What is the relationship between team size and management metrics like cost and defects? To find out, I recently looked at 1060 medium and high confidence IT projects completed between 2005 and 2011. These projects were drawn from the QSM database of over 10,000 completed software projects. The projects were divided into two staffing bins:
- Small team projects (4 or fewer FTE staff)
- Large team projects (5 or more FTE staff)
These size bins bracket the median team size of 4.6 for the overall sample, producing roughly equal groups of projects that cover the same size range. Our best/worst in class study found a 4 to 1 team size ratio between the best and worst performers.
Interestingly, using team size as a selection criterion and including average projects as well as high and low performers produced a very similar team size ratio:
- Large team projects had a median team size of 8.5 FTE staff
- On average, small team projects used only 2.1 FTEs
Note the variability in team size even for projects of the same size. If team size is as much a function of management style and resource availability as it is of project scope and required technical skill sets, it stands to reason that managers who add or remove staff from a project need to understand how using smaller vs. larger teams will impact cost and quality.
Regression trends were run through each sample to pinpoint the average Construct & Test effort, schedule, and quality at various points along the size axis. On small projects (5000 new and modified source lines of code), large teams achieved an average schedule reduction of 24% (slightly over a month). But this improved schedule performance was costly: project effort/cost tripled and defect density more than doubled.

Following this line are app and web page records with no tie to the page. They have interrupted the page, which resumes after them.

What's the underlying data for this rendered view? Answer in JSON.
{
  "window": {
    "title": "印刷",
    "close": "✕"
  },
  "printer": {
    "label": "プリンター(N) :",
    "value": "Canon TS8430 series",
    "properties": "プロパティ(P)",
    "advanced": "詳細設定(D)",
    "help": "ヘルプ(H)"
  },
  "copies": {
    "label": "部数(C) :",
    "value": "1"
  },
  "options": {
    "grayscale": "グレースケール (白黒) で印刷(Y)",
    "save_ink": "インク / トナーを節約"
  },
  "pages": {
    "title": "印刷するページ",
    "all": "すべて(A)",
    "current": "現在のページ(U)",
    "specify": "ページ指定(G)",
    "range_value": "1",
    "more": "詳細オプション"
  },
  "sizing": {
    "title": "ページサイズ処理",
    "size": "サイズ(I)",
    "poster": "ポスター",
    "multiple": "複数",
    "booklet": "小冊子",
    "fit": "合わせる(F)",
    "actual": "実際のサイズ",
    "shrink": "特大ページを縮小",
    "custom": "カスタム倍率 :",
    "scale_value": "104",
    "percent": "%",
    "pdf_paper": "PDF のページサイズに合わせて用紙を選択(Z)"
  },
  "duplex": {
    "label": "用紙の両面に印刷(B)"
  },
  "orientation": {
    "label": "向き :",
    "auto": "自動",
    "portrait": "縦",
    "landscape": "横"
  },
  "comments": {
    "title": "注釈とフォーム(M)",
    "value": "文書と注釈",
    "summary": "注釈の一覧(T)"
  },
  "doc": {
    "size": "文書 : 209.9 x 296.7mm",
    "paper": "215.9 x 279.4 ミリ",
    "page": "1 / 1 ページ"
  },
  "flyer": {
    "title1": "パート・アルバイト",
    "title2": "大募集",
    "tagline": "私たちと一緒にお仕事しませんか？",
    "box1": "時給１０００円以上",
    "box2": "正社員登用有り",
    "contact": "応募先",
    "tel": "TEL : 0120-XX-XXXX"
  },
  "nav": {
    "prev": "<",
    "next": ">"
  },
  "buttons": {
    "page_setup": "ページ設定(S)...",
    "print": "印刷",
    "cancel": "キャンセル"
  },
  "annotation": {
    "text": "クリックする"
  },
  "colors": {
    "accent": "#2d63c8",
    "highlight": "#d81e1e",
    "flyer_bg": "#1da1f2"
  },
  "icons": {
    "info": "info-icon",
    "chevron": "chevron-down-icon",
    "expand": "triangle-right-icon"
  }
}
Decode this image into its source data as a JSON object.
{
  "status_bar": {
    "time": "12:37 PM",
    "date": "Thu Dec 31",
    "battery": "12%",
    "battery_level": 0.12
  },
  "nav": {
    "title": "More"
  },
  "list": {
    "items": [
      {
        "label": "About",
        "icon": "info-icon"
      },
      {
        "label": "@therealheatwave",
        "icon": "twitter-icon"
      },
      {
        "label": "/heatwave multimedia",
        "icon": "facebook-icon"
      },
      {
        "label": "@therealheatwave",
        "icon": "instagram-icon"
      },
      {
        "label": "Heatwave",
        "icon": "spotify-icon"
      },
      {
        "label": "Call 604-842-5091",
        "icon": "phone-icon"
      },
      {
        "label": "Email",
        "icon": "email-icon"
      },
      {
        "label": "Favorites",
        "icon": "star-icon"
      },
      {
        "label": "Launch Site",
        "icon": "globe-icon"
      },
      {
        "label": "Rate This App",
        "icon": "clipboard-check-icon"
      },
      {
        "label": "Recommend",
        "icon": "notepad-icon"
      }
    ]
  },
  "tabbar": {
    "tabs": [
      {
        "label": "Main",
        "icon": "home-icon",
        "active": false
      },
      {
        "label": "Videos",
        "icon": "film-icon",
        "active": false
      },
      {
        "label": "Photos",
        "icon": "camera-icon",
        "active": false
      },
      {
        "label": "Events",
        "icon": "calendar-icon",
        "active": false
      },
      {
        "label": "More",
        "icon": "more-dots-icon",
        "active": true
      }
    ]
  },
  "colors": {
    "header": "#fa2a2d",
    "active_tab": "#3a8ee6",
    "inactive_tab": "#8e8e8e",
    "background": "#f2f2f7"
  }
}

Larger projects (50,000 new and modified source lines of code) using large teams managed delivered only 6% faster (about 12 days) but effort/cost quadrupled and defect density tripled. The tradeoffs between team size and schedule, effort, and quality are easily visible by inspection of the chart below. The schedule chart shows little difference between small and large teams (note the high degree of overlap between the two samples). But the effort and defect density charts show distinct differences (less overlap) between small and large team projects:
So what might account for these results? Over three decades of data from the QSM database suggest that defect creation and density are highly correlated with the number of people (and hence communication paths) present on a given project. Larger teams create more defects, which in turn beget additional rework. Fixed code must be retested and the team may find new defects injected during rework. These unplanned find/fix/retest cycles take additional time, drive up cost, and cancel out any schedule compression achieved by larger teams earlier in the lifecycle.
In the first post in this series, we saw that best in class software projects typically use smaller teams (four times smaller, on average) than poor performers. This post looked at the differences in cost and quality between small and large team projects. Larger teams realized modest schedule compression on small projects, but saw little or no improvement in time to market for larger projects. Regardless of project size, the large team strategy drastically increased cost and reduced quality. The last post in this series will examine the relationship between team size and productivity.
Read more QSM blog posts about team size.